|Cooperative Classification||F04D29/684, F05D2250/52, F04D27/0253, F04D27/0246, F04D27/0207, F04D29/444, F04D27/0238|
|European Classification||F04D27/02C, F04D27/02D, F04D27/02B|
|May 25, 2004||AS||Assignment|
Owner name: NATIONAL AERONAUTICS AND SPACE ADMINISTRATION, U.S
Free format text: ASSIGNMENT OF ASSIGNORS INTEREST;ASSIGNORS:SKOCH, GARY J.;STEVENS, MARK A.;JETT, THOMAS A.;REEL/FRAME:015404/0553
Effective date: 20040525
|Jun 23, 2011||FPAY||Fee payment|
Year of fee payment: 4
|Sep 18, 2015||REMI||Maintenance fee reminder mailed|
|Feb 5, 2016||LAPS||Lapse for failure to pay maintenance fees|

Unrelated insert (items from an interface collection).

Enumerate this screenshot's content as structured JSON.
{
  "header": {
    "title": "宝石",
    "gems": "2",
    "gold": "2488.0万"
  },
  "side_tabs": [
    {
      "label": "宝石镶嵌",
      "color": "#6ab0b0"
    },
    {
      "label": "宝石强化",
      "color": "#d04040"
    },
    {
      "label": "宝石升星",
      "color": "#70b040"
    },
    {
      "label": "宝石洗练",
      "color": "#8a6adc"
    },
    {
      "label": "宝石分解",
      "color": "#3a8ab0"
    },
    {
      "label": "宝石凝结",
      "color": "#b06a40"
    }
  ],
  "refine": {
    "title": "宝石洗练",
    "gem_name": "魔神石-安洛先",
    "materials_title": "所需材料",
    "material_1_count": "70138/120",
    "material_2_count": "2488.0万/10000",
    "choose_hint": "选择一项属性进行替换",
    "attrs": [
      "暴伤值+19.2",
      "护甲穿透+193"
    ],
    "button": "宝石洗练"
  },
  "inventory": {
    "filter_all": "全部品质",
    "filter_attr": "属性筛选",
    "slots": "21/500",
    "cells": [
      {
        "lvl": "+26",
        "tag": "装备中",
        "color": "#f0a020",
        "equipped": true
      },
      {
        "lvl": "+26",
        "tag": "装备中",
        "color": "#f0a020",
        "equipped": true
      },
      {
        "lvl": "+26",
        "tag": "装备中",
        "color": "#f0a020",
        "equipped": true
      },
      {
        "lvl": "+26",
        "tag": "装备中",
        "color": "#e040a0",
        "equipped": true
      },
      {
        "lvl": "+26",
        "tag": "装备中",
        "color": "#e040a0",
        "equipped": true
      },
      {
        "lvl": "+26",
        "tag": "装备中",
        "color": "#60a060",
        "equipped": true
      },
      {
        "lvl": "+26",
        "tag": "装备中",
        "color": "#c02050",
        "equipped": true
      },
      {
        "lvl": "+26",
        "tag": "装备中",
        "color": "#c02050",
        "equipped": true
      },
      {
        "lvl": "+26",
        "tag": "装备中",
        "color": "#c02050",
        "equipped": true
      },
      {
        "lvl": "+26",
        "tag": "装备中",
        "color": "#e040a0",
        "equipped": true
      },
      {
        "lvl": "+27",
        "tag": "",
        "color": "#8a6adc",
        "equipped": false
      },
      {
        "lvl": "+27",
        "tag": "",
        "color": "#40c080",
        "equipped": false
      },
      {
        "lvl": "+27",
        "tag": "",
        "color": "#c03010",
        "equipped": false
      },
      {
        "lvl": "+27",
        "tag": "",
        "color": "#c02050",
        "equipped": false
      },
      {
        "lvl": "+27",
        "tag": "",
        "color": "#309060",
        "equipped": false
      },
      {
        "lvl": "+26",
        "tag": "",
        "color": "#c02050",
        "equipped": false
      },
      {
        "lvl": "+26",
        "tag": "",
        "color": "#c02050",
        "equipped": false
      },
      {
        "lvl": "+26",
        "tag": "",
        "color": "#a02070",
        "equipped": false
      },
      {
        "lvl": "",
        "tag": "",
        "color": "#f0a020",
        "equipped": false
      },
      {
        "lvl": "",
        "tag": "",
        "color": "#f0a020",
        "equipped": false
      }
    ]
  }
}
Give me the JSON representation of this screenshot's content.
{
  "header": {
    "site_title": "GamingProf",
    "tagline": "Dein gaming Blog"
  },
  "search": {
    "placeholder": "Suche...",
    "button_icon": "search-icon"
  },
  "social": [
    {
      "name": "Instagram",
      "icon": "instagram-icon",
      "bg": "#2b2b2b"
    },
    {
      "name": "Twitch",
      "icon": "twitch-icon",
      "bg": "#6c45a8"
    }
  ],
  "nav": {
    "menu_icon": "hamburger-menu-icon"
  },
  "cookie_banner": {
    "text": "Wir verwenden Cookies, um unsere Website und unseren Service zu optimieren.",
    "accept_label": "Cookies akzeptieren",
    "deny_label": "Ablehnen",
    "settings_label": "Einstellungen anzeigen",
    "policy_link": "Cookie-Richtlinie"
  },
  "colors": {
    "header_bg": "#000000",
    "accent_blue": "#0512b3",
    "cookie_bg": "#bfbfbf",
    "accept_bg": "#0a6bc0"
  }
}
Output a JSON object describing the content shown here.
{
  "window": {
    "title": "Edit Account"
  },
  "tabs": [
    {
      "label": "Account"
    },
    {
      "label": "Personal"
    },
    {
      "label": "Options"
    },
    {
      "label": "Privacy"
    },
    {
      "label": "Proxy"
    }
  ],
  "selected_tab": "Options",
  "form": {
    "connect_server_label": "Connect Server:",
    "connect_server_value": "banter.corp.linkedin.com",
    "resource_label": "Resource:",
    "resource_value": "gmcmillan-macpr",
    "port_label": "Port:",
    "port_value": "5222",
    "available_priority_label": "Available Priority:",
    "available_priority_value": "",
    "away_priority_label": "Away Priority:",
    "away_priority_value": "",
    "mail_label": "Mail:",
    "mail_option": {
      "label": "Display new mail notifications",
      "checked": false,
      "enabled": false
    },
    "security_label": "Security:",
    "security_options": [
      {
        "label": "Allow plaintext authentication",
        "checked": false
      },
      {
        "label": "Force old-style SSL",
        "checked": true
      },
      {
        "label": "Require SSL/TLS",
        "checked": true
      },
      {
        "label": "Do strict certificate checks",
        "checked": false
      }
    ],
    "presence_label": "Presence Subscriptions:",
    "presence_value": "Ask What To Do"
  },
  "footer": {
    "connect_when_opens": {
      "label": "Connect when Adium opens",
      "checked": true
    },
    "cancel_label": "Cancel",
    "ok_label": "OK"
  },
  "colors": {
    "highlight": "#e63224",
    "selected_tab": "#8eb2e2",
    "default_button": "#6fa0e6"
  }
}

|Mar 29, 2016||FP||Expired due to failure to pay maintenance fee|
Effective date: 20160205